Counsel for the homeowners association followed. He argued that every sentence in the statute matters. At the time Section 9(g)(3) of the CPA was enacted, banks were buying units and not paying assessments, counsel argued. The applicable concept was almost one of unclean hands, counsel argued, or the notion that a claiming party can’t be in breach of contract. Section 9(g)(3) provides that if a party wants to extinguish all liens, it has to pay the pending assessments. Counsel argued that the Court had two options – the “extra step” approach, or a due process violation. Section 9(g)(3) is more specific than the IMFL, and is the more recent statute, and should therefore govern, according to counsel. Chief Justice Garman asked how Section 9(g)(4) fits. Counsel answered that Section 9(g)(3) doesn’t conflict with either section 9(g)(4) or 9(g)(5); each sits in its separate spheres. Section 9(g)(3) affects any judicial sale purchaser. Sections 9(g)(4) and 9(g)(5) affect only third party purchasers other than the mortgagee. Section 9(g)(3) affects only current rights and obligations, while Sections 9(g)(4) and 9(g)(5) affect only future rights and obligations. Justice Kilbride asked if the bank wanted to find out, would they have had the right to get information from the association about any pending assessments. Counsel said yes, any lien holder can request an account history for the unit. The bank chose not to pay the assessments. They could have sent the check with language saying it was for payment of assessments only from that day forward. Counsel concluded by arguing that Section 9(g)(3) worked as it was supposed to here. In the wake of the Appellate Court decision, counsel now gets calls the day after a foreclosure sale from banks wanting to pay assessments.

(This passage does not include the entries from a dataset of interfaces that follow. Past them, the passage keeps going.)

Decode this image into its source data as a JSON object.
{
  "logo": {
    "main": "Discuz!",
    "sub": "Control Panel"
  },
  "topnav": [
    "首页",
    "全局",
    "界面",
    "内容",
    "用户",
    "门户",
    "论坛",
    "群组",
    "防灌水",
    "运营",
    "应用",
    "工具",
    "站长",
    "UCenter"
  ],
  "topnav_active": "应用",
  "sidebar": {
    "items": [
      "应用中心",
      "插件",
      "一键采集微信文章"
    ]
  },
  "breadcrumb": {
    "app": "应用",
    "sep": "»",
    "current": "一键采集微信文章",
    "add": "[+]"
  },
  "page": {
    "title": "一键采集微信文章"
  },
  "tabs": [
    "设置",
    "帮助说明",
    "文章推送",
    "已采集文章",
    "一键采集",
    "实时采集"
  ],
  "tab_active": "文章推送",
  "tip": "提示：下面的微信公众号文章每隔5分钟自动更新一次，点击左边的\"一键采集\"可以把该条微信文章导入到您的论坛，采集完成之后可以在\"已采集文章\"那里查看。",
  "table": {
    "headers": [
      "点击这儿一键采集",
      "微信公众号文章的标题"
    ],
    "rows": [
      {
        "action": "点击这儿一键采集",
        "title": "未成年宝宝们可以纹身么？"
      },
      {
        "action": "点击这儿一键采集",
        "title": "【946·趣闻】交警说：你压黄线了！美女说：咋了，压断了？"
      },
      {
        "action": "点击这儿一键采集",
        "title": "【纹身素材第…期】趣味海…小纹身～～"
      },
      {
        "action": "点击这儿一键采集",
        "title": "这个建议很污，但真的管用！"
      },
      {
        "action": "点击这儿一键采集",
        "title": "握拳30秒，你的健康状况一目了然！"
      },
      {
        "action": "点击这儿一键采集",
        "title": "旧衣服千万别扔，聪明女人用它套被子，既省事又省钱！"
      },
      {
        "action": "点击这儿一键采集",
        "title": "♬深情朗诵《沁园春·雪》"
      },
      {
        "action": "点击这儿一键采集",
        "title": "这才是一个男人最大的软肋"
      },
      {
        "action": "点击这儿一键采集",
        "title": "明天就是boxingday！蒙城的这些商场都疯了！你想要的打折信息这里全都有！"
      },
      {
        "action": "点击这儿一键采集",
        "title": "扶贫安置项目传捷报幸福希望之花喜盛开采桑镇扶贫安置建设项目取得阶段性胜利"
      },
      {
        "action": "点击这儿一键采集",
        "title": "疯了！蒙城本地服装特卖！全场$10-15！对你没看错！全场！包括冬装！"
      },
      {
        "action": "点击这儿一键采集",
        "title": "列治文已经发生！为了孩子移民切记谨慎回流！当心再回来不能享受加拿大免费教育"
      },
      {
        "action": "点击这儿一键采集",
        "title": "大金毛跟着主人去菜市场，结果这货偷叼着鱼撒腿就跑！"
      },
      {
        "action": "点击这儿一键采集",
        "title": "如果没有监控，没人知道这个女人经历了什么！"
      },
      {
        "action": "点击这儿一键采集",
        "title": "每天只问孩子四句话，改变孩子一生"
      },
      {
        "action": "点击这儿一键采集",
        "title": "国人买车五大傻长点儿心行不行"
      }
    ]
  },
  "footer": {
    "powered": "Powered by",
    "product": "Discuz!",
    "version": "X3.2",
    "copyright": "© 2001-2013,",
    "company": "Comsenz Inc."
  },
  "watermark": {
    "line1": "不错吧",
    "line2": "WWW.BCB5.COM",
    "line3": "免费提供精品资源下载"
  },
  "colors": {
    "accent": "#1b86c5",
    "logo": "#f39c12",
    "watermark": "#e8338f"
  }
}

Counsel for the bank concluded in rebuttal, explaining that Section 9(g)(5) only governs third party purchasers (other than mortgagees). This, on the other hand, is almost a secret lien, counsel argued. Sections 9(g)(3) and 9(g)(4) affect different actors. Section 9(g)(4) doesn’t affect mortgagees, but 9(g)(3) affects everyone. Counsel argued that if the Appellate Court is affirmed, Section 9(g)(3) means that banks face potentially unlimited liability – here, ten years of unpaid assessments. That affects mortgagees and non-mortgagees.

We expect 1010 Lake Shore to be decided in four to six months.

Image courtesy of Flickr by Nick Bastian (no changes).